Citation: Das SK, Sarkar A and Berry KJ (2020) Experimental Performance Evaluation of a Hyper-Branched Polymer Electrolyte for Rechargeable Li-Air Batteries. Front. Energy Res. 8:75. doi: 10.3389/fenrg.2020.00075
Received: 19 January 2020; Accepted: 14 April 2020;
Published: 20 May 2020.
Edited by:Jiachang Zhao, Shanghai University of Engineering Sciences, China
Reviewed by:Jiulin Wang, Shanghai Jiao Tong University, China
Manickam Minakshi, Murdoch University, Australia

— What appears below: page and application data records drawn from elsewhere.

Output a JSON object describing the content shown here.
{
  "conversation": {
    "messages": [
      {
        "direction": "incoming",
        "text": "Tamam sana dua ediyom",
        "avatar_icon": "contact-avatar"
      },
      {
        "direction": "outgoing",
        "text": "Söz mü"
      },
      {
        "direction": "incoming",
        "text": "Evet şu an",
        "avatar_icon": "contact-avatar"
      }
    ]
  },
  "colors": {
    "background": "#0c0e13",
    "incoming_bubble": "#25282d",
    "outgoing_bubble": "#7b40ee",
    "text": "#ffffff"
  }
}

Copyright © 2020 Das, Sarkar and Berry. This is an open-access article distributed under the terms of the Creative Commons Attribution License (CC BY). The use, distribution or reproduction in other forums is permitted, provided the original author(s) and the copyright owner(s) are credited and that the original publication in this journal is cited, in accordance with accepted academic practice. No use, distribution or reproduction is permitted which does not comply with these terms.
*Correspondence: Susanta K. Das, email@example.com